__Exercise objective__
Each line that contains the word "author" counts once; give the total for the records below and nothing else.

__Data to process__
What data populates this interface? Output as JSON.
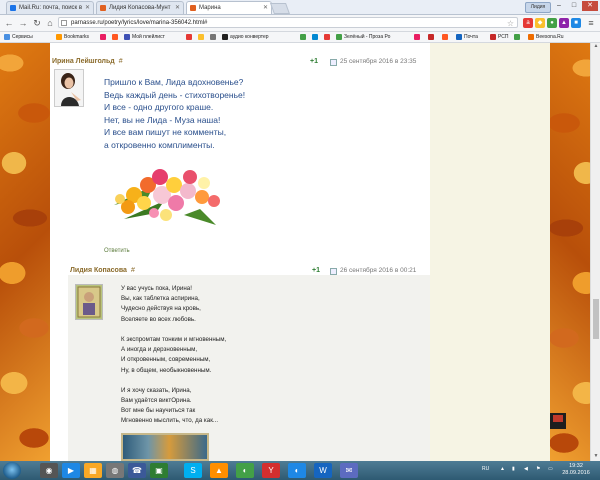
{
  "browser": {
    "tabs": [
      {
        "label": "Mail.Ru: почта, поиск в",
        "color": "#1a73e8"
      },
      {
        "label": "Лидия Копасова-Мунт",
        "color": "#e06020"
      },
      {
        "label": "Марина",
        "color": "#e06020"
      }
    ],
    "user_chip": "Лидия",
    "window_buttons": {
      "min": "–",
      "max": "□",
      "close": "✕"
    },
    "url": "parnasse.ru/poetry/lyrics/love/marina-356042.html#",
    "bookmarks": [
      {
        "label": "Сервисы",
        "color": "#4a90e2"
      },
      {
        "label": "Bookmarks",
        "color": "#ff9800"
      },
      {
        "label": "",
        "color": "#e91e63"
      },
      {
        "label": "",
        "color": "#ff5722"
      },
      {
        "label": "Мой плейлист",
        "color": "#3f51b5"
      },
      {
        "label": "",
        "color": "#e53935"
      },
      {
        "label": "",
        "color": "#fbc02d"
      },
      {
        "label": "",
        "color": "#757575"
      },
      {
        "label": "аудио конвертер",
        "color": "#212121"
      },
      {
        "label": "",
        "color": "#43a047"
      },
      {
        "label": "",
        "color": "#0288d1"
      },
      {
        "label": "",
        "color": "#e53935"
      },
      {
        "label": "Зелёный - Проза Ро",
        "color": "#43a047"
      },
      {
        "label": "",
        "color": "#e91e63"
      },
      {
        "label": "",
        "color": "#c62828"
      },
      {
        "label": "",
        "color": "#ff5722"
      },
      {
        "label": "Почта",
        "color": "#1565c0"
      },
      {
        "label": "РСП",
        "color": "#c62828"
      },
      {
        "label": "",
        "color": "#43a047"
      },
      {
        "label": "Beesona.Ru",
        "color": "#ef6c00"
      }
    ]
  },
  "comment1": {
    "author": "Ирина Лейшгольд",
    "hash": "#",
    "vote": "+1",
    "date": "25 сентября 2016 в 23:35",
    "lines": [
      "Пришло к Вам, Лида вдохновенье?",
      "Ведь каждый день - стихотворенье!",
      "И все - одно другого краше.",
      "Нет, вы не Лида - Муза наша!",
      "И все вам пишут не комменты,",
      "а откровенно комплименты."
    ],
    "reply": "Ответить"
  },
  "comment2": {
    "author": "Лидия Копасова",
    "hash": "#",
    "vote": "+1",
    "date": "26 сентября 2016 в 00:21",
    "lines": [
      "У вас учусь пока, Ирина!",
      "Вы, как таблетка аспирина,",
      "Чудесно действуя на кровь,",
      "Вселяете во всех любовь.",
      "",
      "К экспромтам тонким и мгновенным,",
      "А иногда и дерзновенным,",
      "И откровенным, современным,",
      "Ну, в общем, необыкновенным.",
      "",
      "И я хочу сказать, Ирина,",
      "Вам удаётся виктОрина.",
      "Вот мне бы научиться так",
      "Мгновенно мыслить, что, да как..."
    ]
  },
  "taskbar": {
    "lang": "RU",
    "time": "19:32",
    "date": "28.09.2016",
    "apps": [
      {
        "glyph": "◉",
        "color": "#444"
      },
      {
        "glyph": "▶",
        "color": "#1e88e5"
      },
      {
        "glyph": "▦",
        "color": "#f9a825"
      },
      {
        "glyph": "◍",
        "color": "#777"
      },
      {
        "glyph": "☎",
        "color": "#3b5998"
      },
      {
        "glyph": "▣",
        "color": "#2e7d32"
      },
      {
        "glyph": "S",
        "color": "#00aff0"
      },
      {
        "glyph": "▲",
        "color": "#ff8f00"
      },
      {
        "glyph": "◐",
        "color": "#43a047"
      },
      {
        "glyph": "Y",
        "color": "#d32f2f"
      },
      {
        "glyph": "◐",
        "color": "#1e88e5"
      },
      {
        "glyph": "W",
        "color": "#1565c0"
      },
      {
        "glyph": "✉",
        "color": "#5c6bc0"
      }
    ]
  }
}
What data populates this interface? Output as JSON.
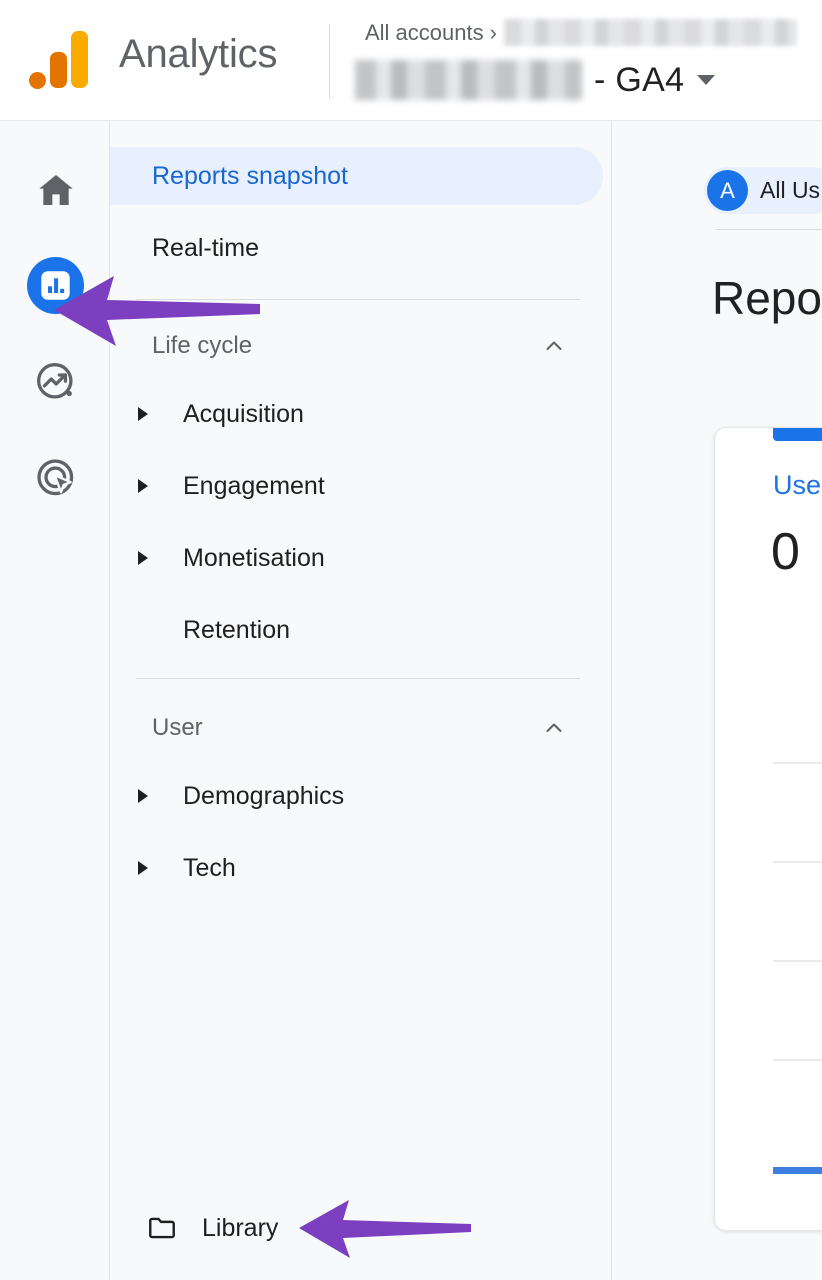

__Finished task__
2